Half an hour’s meditation each day is essential, except when you are busy. Then a full hour is needed.

— Saint Francis de Sales

Touch for Somatic Regulation


A somatically grounded, neuroaffective and psychodynamically informed perspective can support clients to transform their adaptive strategies.  Somatic therapies engage cognitive, behavioral, emotional, neurobiological and energetic systems to help clients become more organized and alive. Interventions are bi-directional, moving from cognition to neurobiology and from neurobiology to cognition. As we say, somatic therapists work top-down and bottom-up.

SKU: 2021-08-21 Categories: , ,


Using Touch to Support
Physiological and Emotional Regulation:
An experiential workshop 

Michael Shiffman, PhD, LMFT

August 21, 2021

1:00 pm – 5:00 pm
Somatically Safe via Zoom


This workshop will introduce therapists to use self-touch with clients to enhance their neurophysiological and neuroaffective regulation.  Attachment insults, developmental deficits and implicit memories can be repaired by increasing clients somatic awareness and deconstructing their somatic holding patterns.  

The Covid-19 pandemic gives new meaning to our experience of safety and the preponderance of grief and loss.  Our neurobiological imperative to connect is compromised by the virus threat.  We viewed others as dangerous rather than as sources of community.  Now we have entered a period of increased anxiety as we transition to a new set of rules for social engagement.  While we may not touch our clients, we can help direct them to increased awareness and regulation through self-touch.

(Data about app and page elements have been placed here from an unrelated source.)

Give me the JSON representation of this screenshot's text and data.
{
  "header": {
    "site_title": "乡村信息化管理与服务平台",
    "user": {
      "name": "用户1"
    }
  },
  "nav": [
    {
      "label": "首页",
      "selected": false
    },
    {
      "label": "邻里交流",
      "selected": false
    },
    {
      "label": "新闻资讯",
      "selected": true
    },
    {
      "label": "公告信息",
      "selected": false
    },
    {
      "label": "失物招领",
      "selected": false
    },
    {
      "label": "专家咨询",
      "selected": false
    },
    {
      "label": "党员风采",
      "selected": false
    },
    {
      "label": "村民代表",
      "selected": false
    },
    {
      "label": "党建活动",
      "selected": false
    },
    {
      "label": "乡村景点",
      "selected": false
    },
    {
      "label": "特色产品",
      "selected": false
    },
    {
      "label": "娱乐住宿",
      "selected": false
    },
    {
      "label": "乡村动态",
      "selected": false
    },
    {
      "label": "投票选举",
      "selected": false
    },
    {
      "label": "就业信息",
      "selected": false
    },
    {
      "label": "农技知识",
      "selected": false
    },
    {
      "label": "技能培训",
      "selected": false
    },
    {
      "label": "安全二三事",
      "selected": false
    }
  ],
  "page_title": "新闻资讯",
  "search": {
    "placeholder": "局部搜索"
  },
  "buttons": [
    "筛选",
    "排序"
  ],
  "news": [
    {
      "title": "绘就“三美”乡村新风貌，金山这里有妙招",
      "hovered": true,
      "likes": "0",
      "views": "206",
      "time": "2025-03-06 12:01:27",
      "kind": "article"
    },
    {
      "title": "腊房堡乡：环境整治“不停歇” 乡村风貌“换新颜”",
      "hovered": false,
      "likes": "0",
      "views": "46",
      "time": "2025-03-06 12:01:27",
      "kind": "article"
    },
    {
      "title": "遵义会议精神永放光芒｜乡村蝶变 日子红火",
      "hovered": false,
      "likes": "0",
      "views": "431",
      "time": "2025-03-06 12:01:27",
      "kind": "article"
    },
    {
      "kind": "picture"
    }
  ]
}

The use of touch in psychotherapy for the repair of early attachment ruptures and trauma resolution is not new.  Competent, ethical psychotherapists have used intentional physical contact since the early 1930’s.  What is new is that there is current neurobiological data that supports the efficacy for the use of touch for the resolution of pre-verbal relational trauma.  Therapists trained in the use of touch enhance their therapeutic relationships. 

When a clinician skillfully uses touch they engage a client’s attention inward to their interoceptive experience—chronic bracing and collapse patterns, organ vibrations and energetic sensitivitiesand help bring awareness to these internal experiences. The skillful use of touch engages the felt-sense in a dialogue that leads to a felt-self emotional integration. In the repair of the self, which spans all developmental stages, we can directly address dissociated and dysregulated states of fragmentation that interfere with the capacity for self-awareness and self-regulation.

At the end of this workshop participants will be able to:

  1. Define neurophysiological and neuroaffective regulation;
  2. Identify somatic holding patterns;
  3. Assess appropriate somatic interventions;
  4. Describe a neurophysiological somatic intervention;
  5. Describe a neuroaffective somatic intervention;
  6. Explain how implicit memories respond to somatic interventions;
  7. Explain how implicit memories have explicit somatic symptoms.